* Your assignment *
Provide only the number of lines in the listing that contain the string "brand".

*** Material provided ***

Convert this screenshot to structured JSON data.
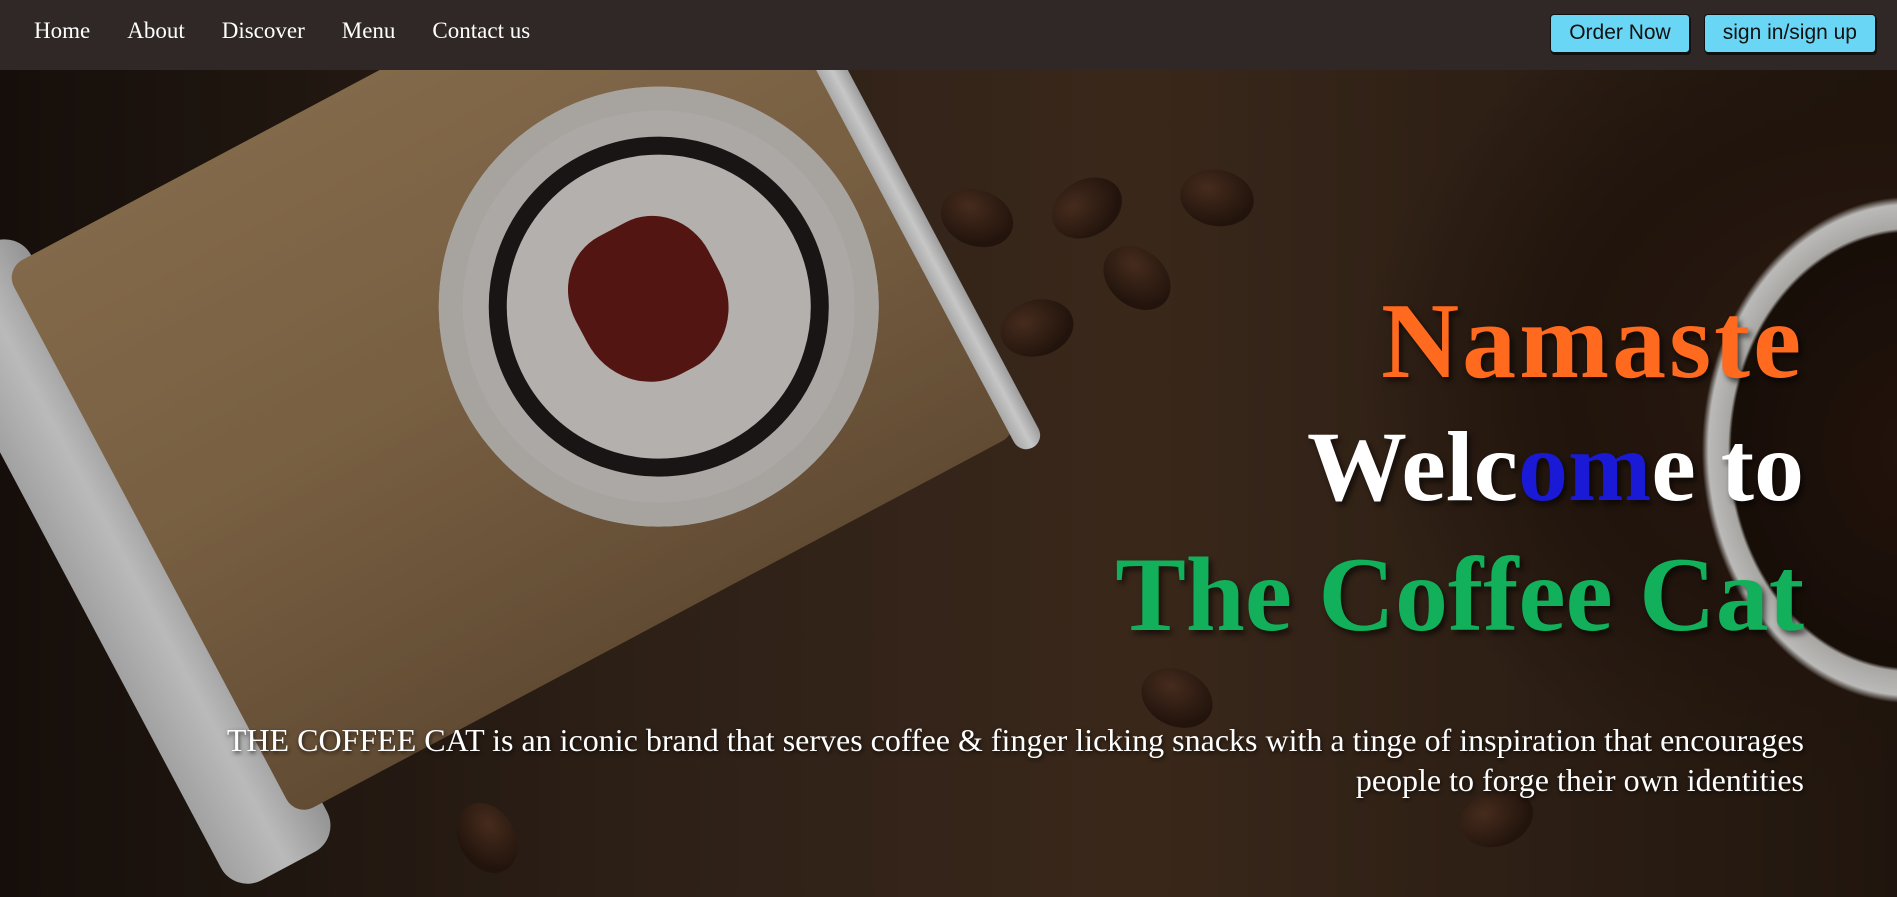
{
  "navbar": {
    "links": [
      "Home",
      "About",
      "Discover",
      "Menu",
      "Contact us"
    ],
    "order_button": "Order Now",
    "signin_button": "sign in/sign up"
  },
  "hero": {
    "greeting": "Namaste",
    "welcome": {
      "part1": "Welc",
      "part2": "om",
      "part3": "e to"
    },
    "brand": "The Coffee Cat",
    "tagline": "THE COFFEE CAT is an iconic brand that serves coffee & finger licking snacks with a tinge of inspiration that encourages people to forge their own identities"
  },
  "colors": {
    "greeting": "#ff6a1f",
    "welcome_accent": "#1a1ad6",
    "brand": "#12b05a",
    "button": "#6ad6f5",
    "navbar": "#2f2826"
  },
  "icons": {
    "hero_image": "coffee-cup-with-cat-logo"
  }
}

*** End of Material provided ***

* Answer space *
3